Where a line contains the word "connector", copy that line from the records below.
### EXERCISE DATA
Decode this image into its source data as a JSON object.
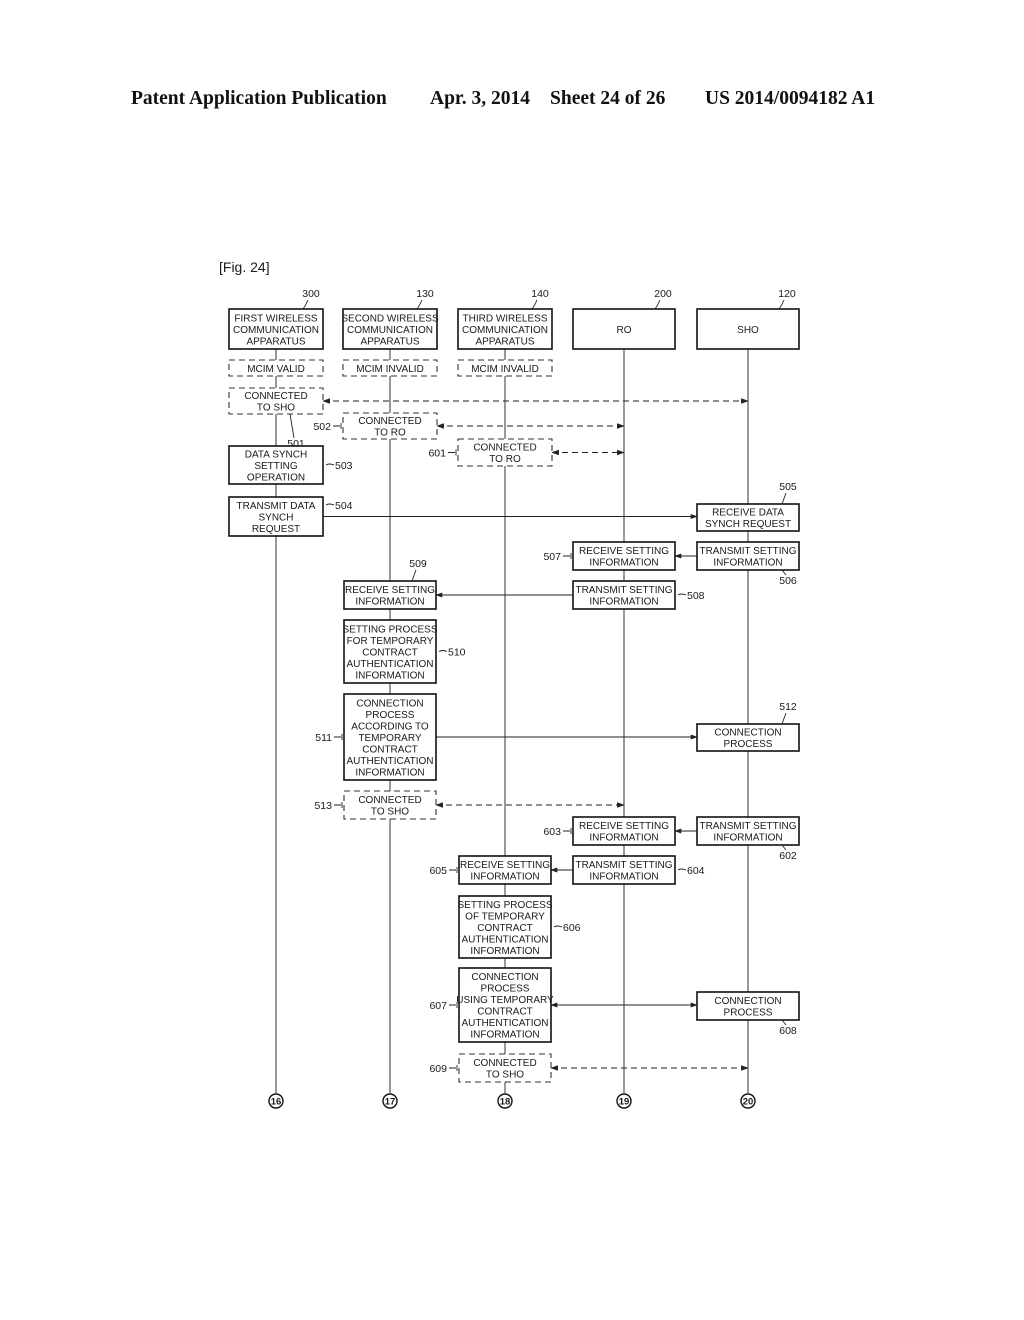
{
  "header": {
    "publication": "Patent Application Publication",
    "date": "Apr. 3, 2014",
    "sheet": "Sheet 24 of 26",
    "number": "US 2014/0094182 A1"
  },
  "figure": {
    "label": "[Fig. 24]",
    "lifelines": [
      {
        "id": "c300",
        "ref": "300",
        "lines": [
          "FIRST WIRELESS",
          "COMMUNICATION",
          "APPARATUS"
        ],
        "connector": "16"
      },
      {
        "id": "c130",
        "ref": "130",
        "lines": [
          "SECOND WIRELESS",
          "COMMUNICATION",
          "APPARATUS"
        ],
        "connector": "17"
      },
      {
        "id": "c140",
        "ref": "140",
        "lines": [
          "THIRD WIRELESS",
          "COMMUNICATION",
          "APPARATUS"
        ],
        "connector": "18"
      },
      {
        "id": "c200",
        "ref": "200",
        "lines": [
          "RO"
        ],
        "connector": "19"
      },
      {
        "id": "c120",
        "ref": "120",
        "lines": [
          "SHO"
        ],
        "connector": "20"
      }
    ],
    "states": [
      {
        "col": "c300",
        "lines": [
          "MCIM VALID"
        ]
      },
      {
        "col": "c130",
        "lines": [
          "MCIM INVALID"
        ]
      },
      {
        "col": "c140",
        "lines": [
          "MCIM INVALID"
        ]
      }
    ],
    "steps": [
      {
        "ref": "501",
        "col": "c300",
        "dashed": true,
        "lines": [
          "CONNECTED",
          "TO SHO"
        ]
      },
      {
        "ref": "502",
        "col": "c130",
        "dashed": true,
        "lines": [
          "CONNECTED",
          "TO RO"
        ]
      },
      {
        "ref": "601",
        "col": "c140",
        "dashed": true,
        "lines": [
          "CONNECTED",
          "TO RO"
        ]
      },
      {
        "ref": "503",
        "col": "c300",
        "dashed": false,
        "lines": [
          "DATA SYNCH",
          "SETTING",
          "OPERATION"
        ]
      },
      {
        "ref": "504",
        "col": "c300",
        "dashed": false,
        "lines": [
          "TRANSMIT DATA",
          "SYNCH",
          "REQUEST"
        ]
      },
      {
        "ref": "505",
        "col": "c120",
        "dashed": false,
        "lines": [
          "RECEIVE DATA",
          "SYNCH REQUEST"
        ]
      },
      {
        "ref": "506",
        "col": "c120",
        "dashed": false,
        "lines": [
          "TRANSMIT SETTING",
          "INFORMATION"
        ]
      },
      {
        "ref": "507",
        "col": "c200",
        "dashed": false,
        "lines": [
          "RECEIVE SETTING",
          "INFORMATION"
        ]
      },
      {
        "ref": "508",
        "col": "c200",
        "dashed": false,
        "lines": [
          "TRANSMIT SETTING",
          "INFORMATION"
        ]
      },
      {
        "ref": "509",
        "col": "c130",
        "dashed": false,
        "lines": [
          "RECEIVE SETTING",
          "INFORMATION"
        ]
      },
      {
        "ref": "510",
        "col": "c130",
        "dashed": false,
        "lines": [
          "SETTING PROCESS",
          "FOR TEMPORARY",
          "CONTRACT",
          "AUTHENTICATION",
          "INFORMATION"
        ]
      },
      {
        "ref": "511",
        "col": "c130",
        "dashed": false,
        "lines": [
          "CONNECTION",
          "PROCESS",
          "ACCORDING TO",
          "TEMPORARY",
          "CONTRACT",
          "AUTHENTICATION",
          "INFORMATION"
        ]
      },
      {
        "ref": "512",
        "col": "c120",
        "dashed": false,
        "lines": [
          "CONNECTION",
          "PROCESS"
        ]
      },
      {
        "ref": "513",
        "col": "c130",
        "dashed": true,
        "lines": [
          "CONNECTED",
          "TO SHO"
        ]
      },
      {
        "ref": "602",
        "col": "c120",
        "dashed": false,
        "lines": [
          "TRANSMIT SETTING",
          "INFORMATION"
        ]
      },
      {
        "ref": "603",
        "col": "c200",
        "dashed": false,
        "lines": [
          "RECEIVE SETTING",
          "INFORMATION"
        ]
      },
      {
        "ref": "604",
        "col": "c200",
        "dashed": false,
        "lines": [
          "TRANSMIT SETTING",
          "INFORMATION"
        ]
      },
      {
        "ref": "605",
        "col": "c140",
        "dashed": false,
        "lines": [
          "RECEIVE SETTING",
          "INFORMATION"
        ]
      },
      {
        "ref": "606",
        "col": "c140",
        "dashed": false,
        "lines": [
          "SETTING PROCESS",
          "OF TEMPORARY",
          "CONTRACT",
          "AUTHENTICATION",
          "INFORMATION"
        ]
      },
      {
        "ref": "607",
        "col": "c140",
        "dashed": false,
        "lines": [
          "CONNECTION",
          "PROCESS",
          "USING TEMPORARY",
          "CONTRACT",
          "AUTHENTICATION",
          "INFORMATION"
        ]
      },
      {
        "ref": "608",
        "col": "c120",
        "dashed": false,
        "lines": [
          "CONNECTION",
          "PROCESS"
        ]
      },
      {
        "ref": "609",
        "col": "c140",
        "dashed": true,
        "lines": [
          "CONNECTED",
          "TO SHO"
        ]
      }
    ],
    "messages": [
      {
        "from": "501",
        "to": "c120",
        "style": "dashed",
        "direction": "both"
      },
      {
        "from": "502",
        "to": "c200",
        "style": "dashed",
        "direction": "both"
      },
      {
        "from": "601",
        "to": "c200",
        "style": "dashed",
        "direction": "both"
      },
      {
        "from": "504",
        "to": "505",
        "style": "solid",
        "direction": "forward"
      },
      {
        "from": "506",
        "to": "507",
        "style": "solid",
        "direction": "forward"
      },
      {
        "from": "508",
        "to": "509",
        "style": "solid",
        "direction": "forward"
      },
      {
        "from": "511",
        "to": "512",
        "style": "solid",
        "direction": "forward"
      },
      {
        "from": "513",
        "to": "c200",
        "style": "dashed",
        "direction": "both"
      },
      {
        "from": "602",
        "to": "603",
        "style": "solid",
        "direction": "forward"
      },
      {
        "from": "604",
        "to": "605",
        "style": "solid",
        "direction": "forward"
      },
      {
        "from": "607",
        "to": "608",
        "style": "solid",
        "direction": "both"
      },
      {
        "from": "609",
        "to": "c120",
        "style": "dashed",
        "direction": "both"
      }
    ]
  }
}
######
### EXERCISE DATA
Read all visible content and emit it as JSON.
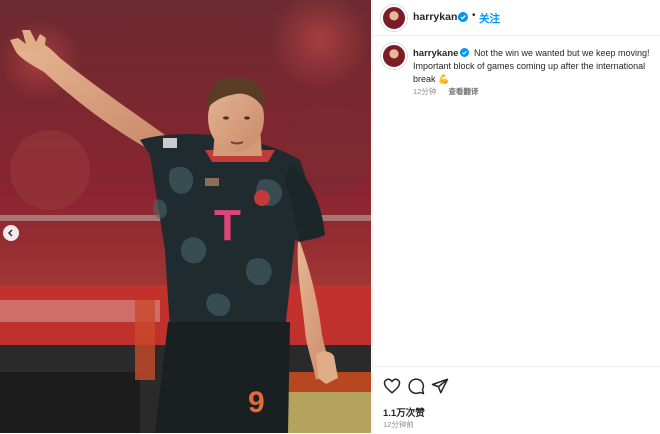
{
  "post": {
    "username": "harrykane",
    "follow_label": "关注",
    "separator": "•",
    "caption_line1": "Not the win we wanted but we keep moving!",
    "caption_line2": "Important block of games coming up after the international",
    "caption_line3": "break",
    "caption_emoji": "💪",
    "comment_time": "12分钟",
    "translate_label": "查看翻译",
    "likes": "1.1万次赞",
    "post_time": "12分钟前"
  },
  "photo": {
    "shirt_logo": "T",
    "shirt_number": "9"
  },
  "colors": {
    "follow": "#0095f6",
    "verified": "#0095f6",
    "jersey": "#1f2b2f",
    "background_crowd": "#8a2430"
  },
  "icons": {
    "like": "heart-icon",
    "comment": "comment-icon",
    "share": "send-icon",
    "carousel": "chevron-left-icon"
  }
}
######
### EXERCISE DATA
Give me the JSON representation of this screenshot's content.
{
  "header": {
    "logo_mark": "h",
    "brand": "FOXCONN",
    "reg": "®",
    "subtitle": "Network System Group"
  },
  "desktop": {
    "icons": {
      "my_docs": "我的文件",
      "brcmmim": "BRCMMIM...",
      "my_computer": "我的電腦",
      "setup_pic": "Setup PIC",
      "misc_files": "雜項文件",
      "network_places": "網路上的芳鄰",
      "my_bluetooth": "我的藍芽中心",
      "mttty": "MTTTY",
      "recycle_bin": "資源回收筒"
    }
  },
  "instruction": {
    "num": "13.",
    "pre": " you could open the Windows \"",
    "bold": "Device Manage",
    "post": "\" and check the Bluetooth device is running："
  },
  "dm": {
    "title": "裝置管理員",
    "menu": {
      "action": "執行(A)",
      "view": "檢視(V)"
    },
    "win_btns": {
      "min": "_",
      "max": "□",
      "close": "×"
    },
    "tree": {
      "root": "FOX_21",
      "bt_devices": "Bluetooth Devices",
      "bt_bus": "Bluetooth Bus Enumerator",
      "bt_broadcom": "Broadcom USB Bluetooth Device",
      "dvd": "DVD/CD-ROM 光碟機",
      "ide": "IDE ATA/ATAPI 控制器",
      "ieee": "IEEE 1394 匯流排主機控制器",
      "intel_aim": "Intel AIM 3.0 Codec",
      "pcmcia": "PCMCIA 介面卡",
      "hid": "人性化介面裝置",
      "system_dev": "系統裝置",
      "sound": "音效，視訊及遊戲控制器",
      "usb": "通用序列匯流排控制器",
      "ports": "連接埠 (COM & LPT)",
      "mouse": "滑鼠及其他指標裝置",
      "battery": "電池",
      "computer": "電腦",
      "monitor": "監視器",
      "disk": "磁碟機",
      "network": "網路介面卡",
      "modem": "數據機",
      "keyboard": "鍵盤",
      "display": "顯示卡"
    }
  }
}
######
§ **RESULT FOR THIS TASK**
        "connector": "16"
        "connector": "17"
        "connector": "18"
        "connector": "19"
        "connector": "20"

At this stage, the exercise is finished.